While the Penguins’ GM of the time, Eddie Johnston, has never admitted to tanking on purpose, coach Lou Angotti said they did, and even recounted a game against the Rangers when Johnston stormed into the coach’s office to complain about a 3-1 lead after the 1st period. It was also Johnston who traded away top defenseman Randy Carlyle for no readily active players 50 games in and sent relatively strong performing goaltender Roberto Romano down to the AHL in favor of the identifiably-worse Vincent Tremblay.
And just what do your rough offense and defense measures look like when you tank this badly?
If you guessed “the gaping maw of a fail dragon,” you’d be correct. They weren’t much defensively even before they decided to tank, but there was definitely some semblance of offense that was utterly destroyed by the dismantling of their top defensive pair. Legitimate health concerns for top forward Rick Kehoe shut him down early as well (he would retire the following season when persistent circulatory issues arising from a pinched nerve proved too much).
Possibly the only guy who seemed to be trying was poor Mike Bullard, a bit of a forgotten sniper of the 1980s who managed 51 goals (a career high) despite a team falling apart around him.
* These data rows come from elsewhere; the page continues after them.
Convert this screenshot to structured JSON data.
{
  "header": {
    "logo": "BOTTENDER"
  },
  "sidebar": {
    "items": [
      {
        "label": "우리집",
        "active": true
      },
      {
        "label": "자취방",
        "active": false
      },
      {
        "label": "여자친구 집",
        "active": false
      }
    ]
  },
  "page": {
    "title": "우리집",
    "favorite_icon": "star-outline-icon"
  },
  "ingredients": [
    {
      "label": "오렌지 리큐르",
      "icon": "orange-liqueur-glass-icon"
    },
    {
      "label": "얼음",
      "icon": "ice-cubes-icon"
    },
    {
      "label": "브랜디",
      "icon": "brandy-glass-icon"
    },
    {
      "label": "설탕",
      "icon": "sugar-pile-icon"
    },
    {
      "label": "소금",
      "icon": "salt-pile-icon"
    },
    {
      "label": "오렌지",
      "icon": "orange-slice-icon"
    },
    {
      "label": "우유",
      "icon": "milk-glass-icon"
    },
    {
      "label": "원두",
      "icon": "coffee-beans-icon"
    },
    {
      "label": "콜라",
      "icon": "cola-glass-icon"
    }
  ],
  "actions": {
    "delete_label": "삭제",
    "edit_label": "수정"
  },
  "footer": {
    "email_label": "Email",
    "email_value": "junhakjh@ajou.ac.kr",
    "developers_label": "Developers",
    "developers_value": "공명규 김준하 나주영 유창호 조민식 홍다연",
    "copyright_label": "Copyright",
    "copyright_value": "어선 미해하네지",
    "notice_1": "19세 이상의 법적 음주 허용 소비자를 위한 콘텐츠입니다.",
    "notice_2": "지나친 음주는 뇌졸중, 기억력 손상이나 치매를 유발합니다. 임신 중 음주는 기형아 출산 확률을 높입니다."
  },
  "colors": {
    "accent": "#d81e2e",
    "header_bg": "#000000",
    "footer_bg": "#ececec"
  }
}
He’s probably a big reason why the shooting percentage line is the only one that clings to, rather than falls off, the cliff.
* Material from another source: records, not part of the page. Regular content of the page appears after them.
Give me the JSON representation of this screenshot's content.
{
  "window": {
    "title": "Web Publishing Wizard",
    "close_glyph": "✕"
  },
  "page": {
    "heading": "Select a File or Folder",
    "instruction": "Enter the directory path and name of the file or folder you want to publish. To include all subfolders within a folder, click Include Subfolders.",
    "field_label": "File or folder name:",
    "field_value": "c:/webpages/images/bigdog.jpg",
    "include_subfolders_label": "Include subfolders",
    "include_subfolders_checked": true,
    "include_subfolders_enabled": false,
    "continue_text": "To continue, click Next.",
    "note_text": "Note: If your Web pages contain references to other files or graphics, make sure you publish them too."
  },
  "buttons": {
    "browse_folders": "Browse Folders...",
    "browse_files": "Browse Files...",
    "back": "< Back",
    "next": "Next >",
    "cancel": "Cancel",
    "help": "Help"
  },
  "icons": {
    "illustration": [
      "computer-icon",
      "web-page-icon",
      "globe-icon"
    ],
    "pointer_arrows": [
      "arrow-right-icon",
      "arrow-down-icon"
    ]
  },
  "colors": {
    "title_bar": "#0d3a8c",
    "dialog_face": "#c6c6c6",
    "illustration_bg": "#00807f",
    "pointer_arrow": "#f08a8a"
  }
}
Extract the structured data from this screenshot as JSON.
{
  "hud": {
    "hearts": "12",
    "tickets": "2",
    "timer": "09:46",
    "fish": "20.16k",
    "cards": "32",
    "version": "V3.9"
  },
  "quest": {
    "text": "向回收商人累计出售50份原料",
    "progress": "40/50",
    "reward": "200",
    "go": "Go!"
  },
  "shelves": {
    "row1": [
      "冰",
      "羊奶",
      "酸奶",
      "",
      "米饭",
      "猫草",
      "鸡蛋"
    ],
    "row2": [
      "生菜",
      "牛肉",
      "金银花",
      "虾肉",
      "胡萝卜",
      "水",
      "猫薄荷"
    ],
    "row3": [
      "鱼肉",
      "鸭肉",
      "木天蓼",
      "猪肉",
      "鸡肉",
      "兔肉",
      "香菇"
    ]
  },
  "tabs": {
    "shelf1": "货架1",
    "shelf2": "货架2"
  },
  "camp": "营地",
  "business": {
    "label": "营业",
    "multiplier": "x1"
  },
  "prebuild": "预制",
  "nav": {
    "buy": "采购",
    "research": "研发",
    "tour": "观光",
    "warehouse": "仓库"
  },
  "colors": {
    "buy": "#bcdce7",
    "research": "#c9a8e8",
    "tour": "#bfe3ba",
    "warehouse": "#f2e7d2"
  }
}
As I was snooping around for more articles on the 1983-84 season, I found an article comparing that tank to the Penguins’ tank attempts for the #1 pick in 2003-04. They wanted Ovechkin, but ended up with Evgeni Malkin (can you imagine them getting Ovechkin and Crosby?). Anyway, I wanted to see if historical possession suggested a tank similar to what we saw with the 1983-84 gold standard, and it’s not even close:
There’s just no discernible tank trend in there for the 2003-04 squad; they simply sucked. Nobody, save the Italian Men’s National Team, would play Rico Fata 18 minutes per game ever again.
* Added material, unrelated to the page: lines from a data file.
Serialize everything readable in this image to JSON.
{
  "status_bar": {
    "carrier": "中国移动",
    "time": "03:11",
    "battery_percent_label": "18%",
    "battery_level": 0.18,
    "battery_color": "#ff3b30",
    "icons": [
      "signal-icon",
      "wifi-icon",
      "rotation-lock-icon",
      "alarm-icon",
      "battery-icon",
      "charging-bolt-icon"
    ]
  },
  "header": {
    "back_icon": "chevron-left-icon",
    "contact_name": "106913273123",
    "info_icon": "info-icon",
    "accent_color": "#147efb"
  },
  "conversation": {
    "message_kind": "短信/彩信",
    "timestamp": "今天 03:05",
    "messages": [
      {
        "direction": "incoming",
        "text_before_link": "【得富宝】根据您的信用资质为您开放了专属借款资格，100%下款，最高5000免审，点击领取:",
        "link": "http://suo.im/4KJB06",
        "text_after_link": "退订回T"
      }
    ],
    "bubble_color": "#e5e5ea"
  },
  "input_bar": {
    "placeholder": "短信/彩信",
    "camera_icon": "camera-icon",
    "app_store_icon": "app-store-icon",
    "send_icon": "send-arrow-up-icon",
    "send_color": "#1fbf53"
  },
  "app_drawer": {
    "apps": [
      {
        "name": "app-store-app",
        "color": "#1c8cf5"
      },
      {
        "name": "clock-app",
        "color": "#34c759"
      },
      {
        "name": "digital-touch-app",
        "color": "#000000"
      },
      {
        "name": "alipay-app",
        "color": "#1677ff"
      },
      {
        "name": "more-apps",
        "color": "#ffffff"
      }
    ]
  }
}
I intend to revisit this topic after the end of the season and look at this year’s accused tankers, but you can already get a preliminary idea of the Sabres by having a look at this previous post of mine. It produced this graph:
They might get a lot of flak for playing so poorly, and it’s probably easier to not look like you’re tanking if you’re already bad (see the Rico Fata-led Penguins above), but they have played slightly better than the beginning of the season.
Whether it’s trading players for picks or assets to-be-named, or sending down talent, or yelling at coaches with 2-goal 1st period leads, there’s an art to tanking in spectacular fashion, and the data is no different. It’s some truly impressive acrobatics to see a team drop two standard deviations in possession, and with visualizations like the ones above we can better pinpoint just what kinds of things caused it to happen. Here’s looking forward to when we can place the Leafs, Coyotes, and Oilers under the same microscope.
Note: I’ve since put together another post showing the Penguins’ and Devils’ 1983-84 measures alongside one another to help demonstrate the battle itself; check it out here.